**What the task requires**:
Restate the records below word for word, and omit the images they hold.

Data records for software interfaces
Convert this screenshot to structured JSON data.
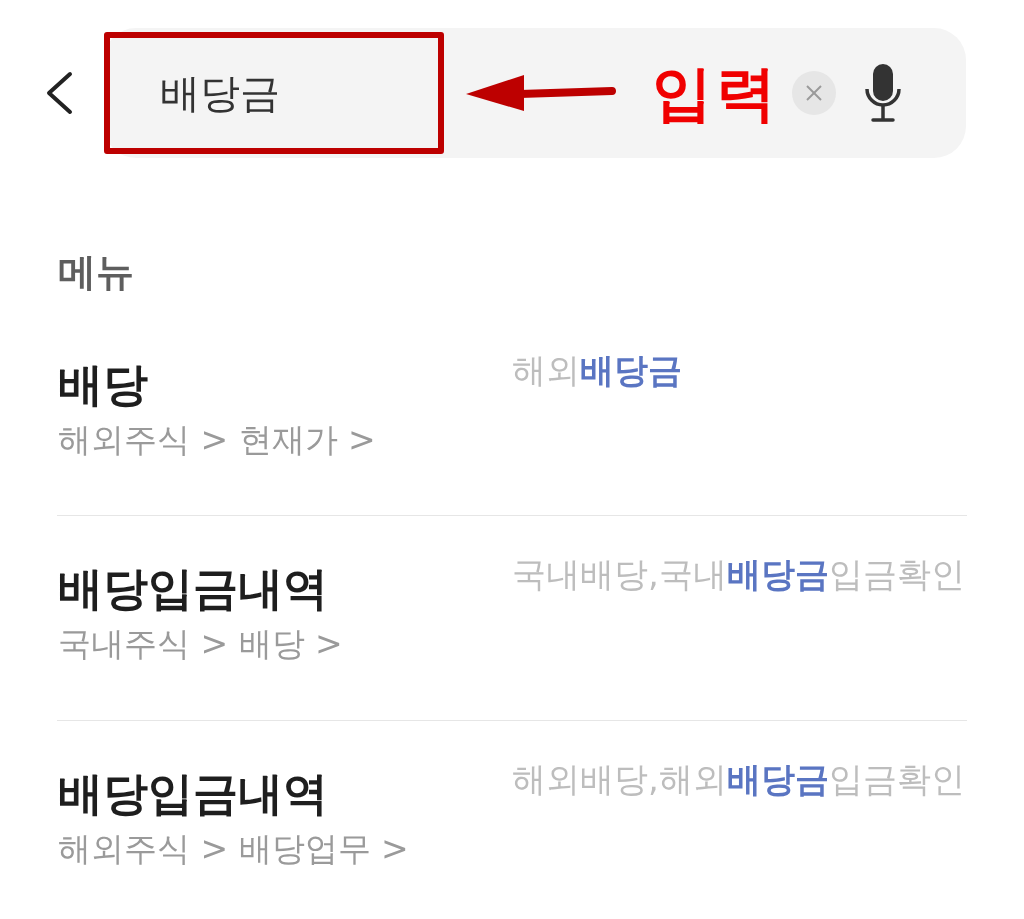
{
  "search": {
    "value": "배당금"
  },
  "annotation": {
    "label": "입력"
  },
  "section": {
    "title": "메뉴"
  },
  "results": [
    {
      "title": "배당",
      "path": "해외주식 > 현재가 >",
      "keywords": "해외**배당금**"
    },
    {
      "title": "배당입금내역",
      "path": "국내주식 > 배당 >",
      "keywords": "국내배당,국내**배당금**입금확인"
    },
    {
      "title": "배당입금내역",
      "path": "해외주식 > 배당업무 >",
      "keywords": "해외배당,해외**배당금**입금확인"
    }
  ]
}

**Task result**:
Convert this screenshot to structured JSON data.
{
  "search": {
    "value": "배당금"
  },
  "annotation": {
    "label": "입력"
  },
  "section": {
    "title": "메뉴"
  },
  "results": [
    {
      "title": "배당",
      "path": "해외주식 > 현재가 >",
      "keywords": "해외**배당금**"
    },
    {
      "title": "배당입금내역",
      "path": "국내주식 > 배당 >",
      "keywords": "국내배당,국내**배당금**입금확인"
    },
    {
      "title": "배당입금내역",
      "path": "해외주식 > 배당업무 >",
      "keywords": "해외배당,해외**배당금**입금확인"
    }
  ]
}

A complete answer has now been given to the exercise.